LaPORTE | A former college football player turned minister who travels the world providing hope to children and young adults gave a presentation before nearly 200 people Thursday night in La Porte.
Clarence Lee, 43, was a guest at Crossroads Christian Center as part of its weekly Invade youth ministry.
Lee was brought in as part of the community's ongoing multi-pronged strategy aimed at reducing drugs and other growing issues among young people locally.
One of his messages was no matter how tough life might appear to be now it's all part of God's training camp to make people stronger and more successful in the future.
''He's preparing you for the Super Bowl,'' said Lee, who broke baseball bats and performed other acts of brute strength to keep the attention of the crowd.

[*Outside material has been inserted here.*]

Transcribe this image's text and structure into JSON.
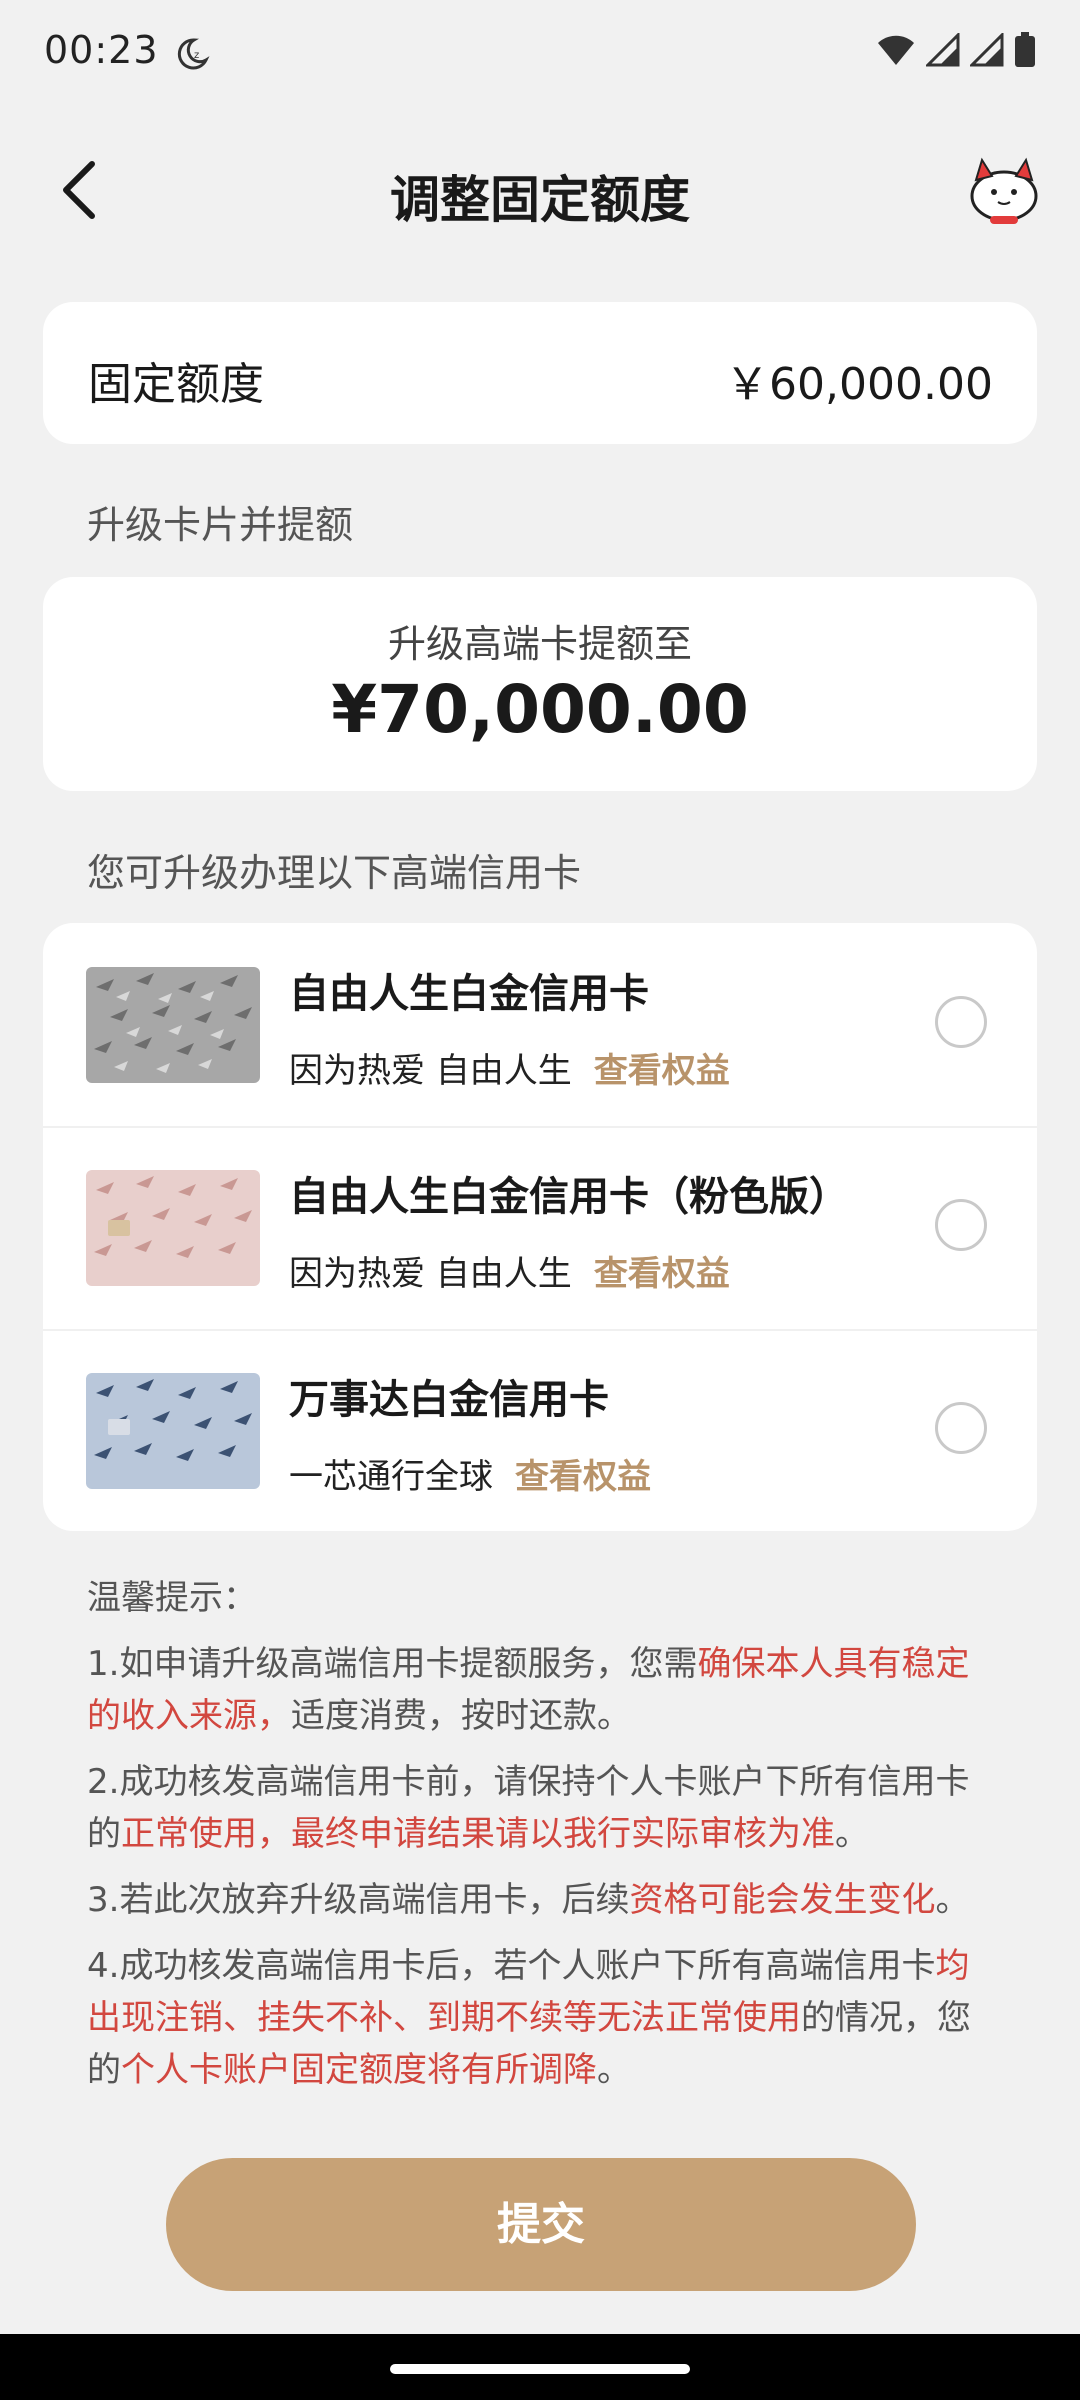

Lee weighed just 85 pounds at age 13 when he saw on TV that former football great Herschel Walker did 3,000 push ups a day then decided to start working out strictly for revenge from getting bullied.
The most he could do at the beginning was 10 push ups a day but, eventually, he got up to a whopping 4,000 push ups every morning.

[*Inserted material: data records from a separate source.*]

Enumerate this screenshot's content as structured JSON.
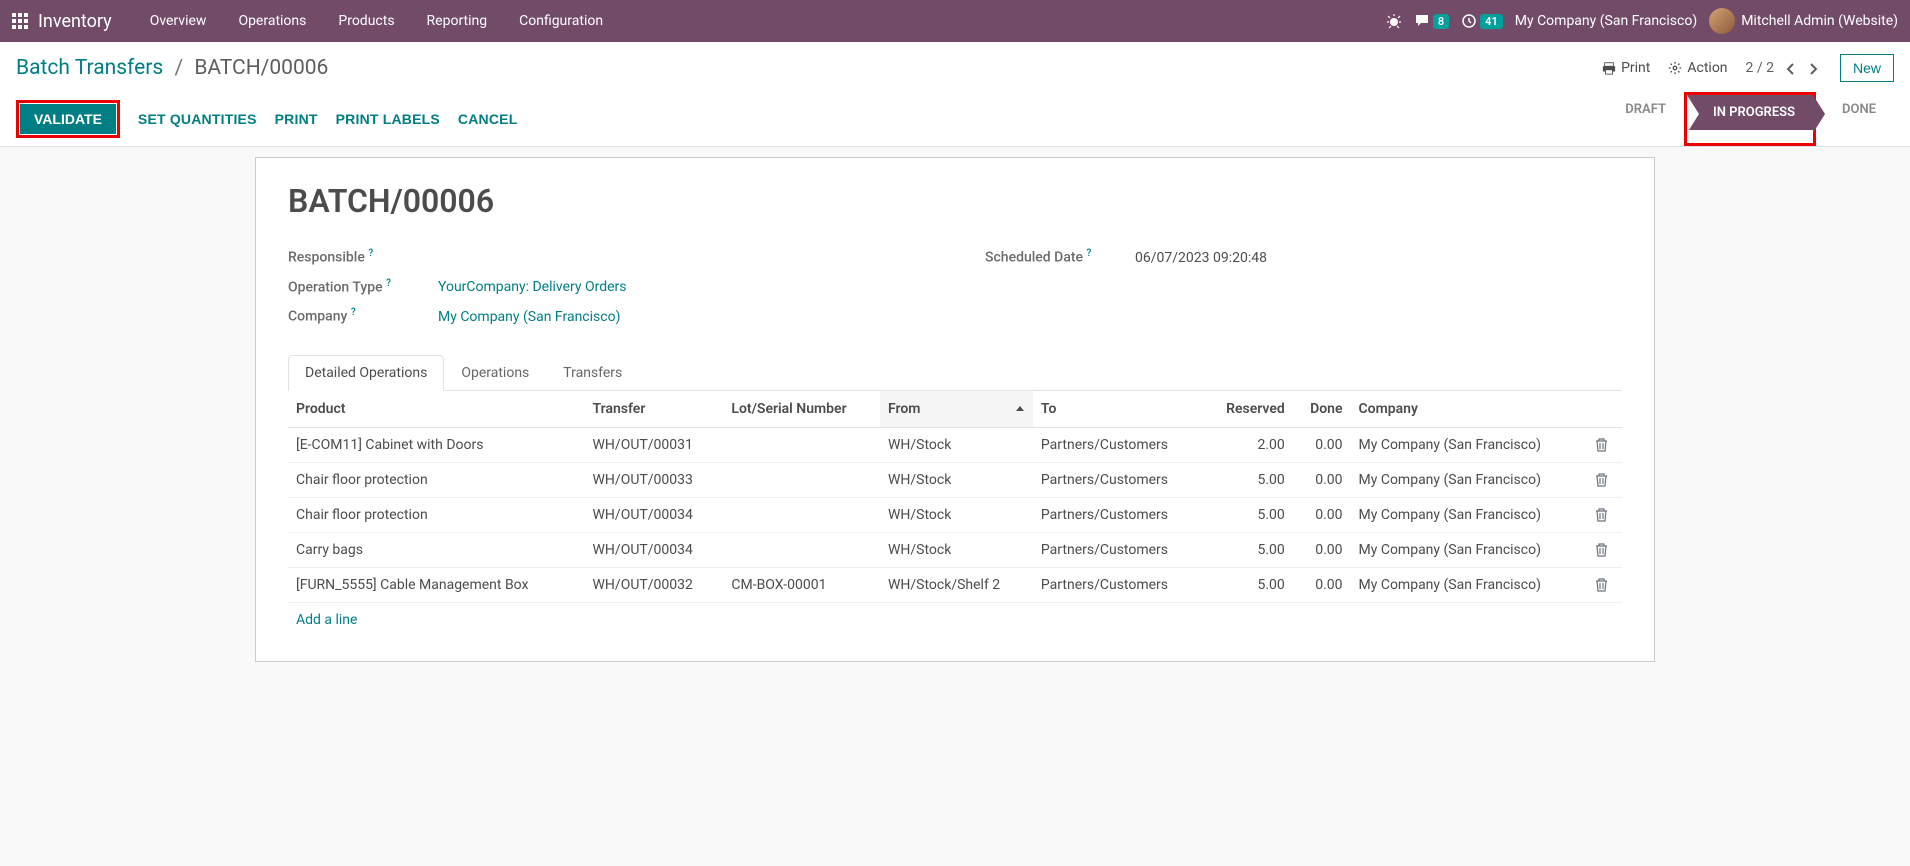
{
  "nav": {
    "brand": "Inventory",
    "items": [
      "Overview",
      "Operations",
      "Products",
      "Reporting",
      "Configuration"
    ],
    "company": "My Company (San Francisco)",
    "user": "Mitchell Admin (Website)",
    "msg_count": "8",
    "activity_count": "41"
  },
  "breadcrumb": {
    "parent": "Batch Transfers",
    "current": "BATCH/00006"
  },
  "cp": {
    "print": "Print",
    "action": "Action",
    "pager": "2 / 2",
    "new": "New"
  },
  "buttons": {
    "validate": "VALIDATE",
    "set_qty": "SET QUANTITIES",
    "print": "PRINT",
    "print_labels": "PRINT LABELS",
    "cancel": "CANCEL"
  },
  "status": {
    "draft": "DRAFT",
    "in_progress": "IN PROGRESS",
    "done": "DONE"
  },
  "record": {
    "name": "BATCH/00006",
    "labels": {
      "responsible": "Responsible",
      "operation_type": "Operation Type",
      "company": "Company",
      "scheduled_date": "Scheduled Date"
    },
    "responsible": "",
    "operation_type": "YourCompany: Delivery Orders",
    "company": "My Company (San Francisco)",
    "scheduled_date": "06/07/2023 09:20:48"
  },
  "tabs": {
    "detailed": "Detailed Operations",
    "operations": "Operations",
    "transfers": "Transfers"
  },
  "table": {
    "headers": {
      "product": "Product",
      "transfer": "Transfer",
      "lot": "Lot/Serial Number",
      "from": "From",
      "to": "To",
      "reserved": "Reserved",
      "done": "Done",
      "company": "Company"
    },
    "rows": [
      {
        "product": "[E-COM11] Cabinet with Doors",
        "transfer": "WH/OUT/00031",
        "lot": "",
        "from": "WH/Stock",
        "to": "Partners/Customers",
        "reserved": "2.00",
        "done": "0.00",
        "company": "My Company (San Francisco)"
      },
      {
        "product": "Chair floor protection",
        "transfer": "WH/OUT/00033",
        "lot": "",
        "from": "WH/Stock",
        "to": "Partners/Customers",
        "reserved": "5.00",
        "done": "0.00",
        "company": "My Company (San Francisco)"
      },
      {
        "product": "Chair floor protection",
        "transfer": "WH/OUT/00034",
        "lot": "",
        "from": "WH/Stock",
        "to": "Partners/Customers",
        "reserved": "5.00",
        "done": "0.00",
        "company": "My Company (San Francisco)"
      },
      {
        "product": "Carry bags",
        "transfer": "WH/OUT/00034",
        "lot": "",
        "from": "WH/Stock",
        "to": "Partners/Customers",
        "reserved": "5.00",
        "done": "0.00",
        "company": "My Company (San Francisco)"
      },
      {
        "product": "[FURN_5555] Cable Management Box",
        "transfer": "WH/OUT/00032",
        "lot": "CM-BOX-00001",
        "from": "WH/Stock/Shelf 2",
        "to": "Partners/Customers",
        "reserved": "5.00",
        "done": "0.00",
        "company": "My Company (San Francisco)"
      }
    ],
    "add_line": "Add a line"
  }
}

He played football as a freshman in high school but didn't wind up on the playing field again until his final year of eligibility at Florida State.
''I was always the skinniest kid in my school,'' said Lee.

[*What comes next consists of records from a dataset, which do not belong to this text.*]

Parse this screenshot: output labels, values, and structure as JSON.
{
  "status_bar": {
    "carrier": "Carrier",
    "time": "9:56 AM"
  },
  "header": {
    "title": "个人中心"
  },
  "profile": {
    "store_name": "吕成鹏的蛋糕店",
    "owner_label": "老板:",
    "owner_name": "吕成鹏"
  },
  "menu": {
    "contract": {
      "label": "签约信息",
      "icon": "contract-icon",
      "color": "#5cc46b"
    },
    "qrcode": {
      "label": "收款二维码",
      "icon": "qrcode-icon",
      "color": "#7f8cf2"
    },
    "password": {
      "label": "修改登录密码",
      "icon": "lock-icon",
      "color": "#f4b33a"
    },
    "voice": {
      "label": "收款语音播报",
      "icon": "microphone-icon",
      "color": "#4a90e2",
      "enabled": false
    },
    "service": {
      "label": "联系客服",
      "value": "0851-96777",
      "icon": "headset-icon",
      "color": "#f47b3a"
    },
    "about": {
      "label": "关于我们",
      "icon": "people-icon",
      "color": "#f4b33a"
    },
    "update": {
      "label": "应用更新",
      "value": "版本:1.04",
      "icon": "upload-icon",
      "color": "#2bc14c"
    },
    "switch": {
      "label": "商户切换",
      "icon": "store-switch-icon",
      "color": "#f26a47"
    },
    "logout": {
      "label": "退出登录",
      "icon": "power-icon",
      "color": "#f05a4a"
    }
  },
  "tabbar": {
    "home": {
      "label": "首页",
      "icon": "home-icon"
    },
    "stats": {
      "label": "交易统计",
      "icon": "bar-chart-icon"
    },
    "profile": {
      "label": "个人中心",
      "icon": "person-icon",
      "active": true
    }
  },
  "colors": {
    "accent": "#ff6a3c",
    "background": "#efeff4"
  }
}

He was a trainer and equipment manager at the university while sneaking into the weight room on campus at night to work out.
Lee didn't know it but then head coach, the legendary Bobby Bowden, watched him for three months on surveillance video and offered him a spot on the team not only because of his strength but felt his work ethic would have a positive influence on his players.
Bowden also saw natural leadership abilities in Lee and during practice often called him out to speak to kids.
Lee had brief stints with several NFL teams like the Dallas Cowboys and Tampa Bay Buccaneers, but injuries to areas like the hamstrings and knees from being too bulky without enough stretching kept him from extending his stay.
''I know the lord was preparing me for bigger steps and to do what I'm doing today,'' said Lee.
Lee said he inherited a work ethic from his father being in the military and never did alcohol and drugs or get into trouble while growing up, but it wasn't until he learned from a mentor to let himself to die to Christ that he really became a Christian.
For the past 19-years, Lee has traveled the world reaching out to children and young adults along with offenders in prison with hope anchored by his unshakable belief in Jesus.
''It’s not you doing the work. It's him doing the work in you and you have to be humble and that's the hard part. Being humble,'' said Lee.
La Porte mayor Blair Milo has reintroduced the Drug Abuse Resistance Education program in schools recently. She also has suggested a heroin treatment clinic possibly opening within the last year.
A drug court also recently was established to place more emphasis on treatment instead of jail for some lower level narcotics users and dealers.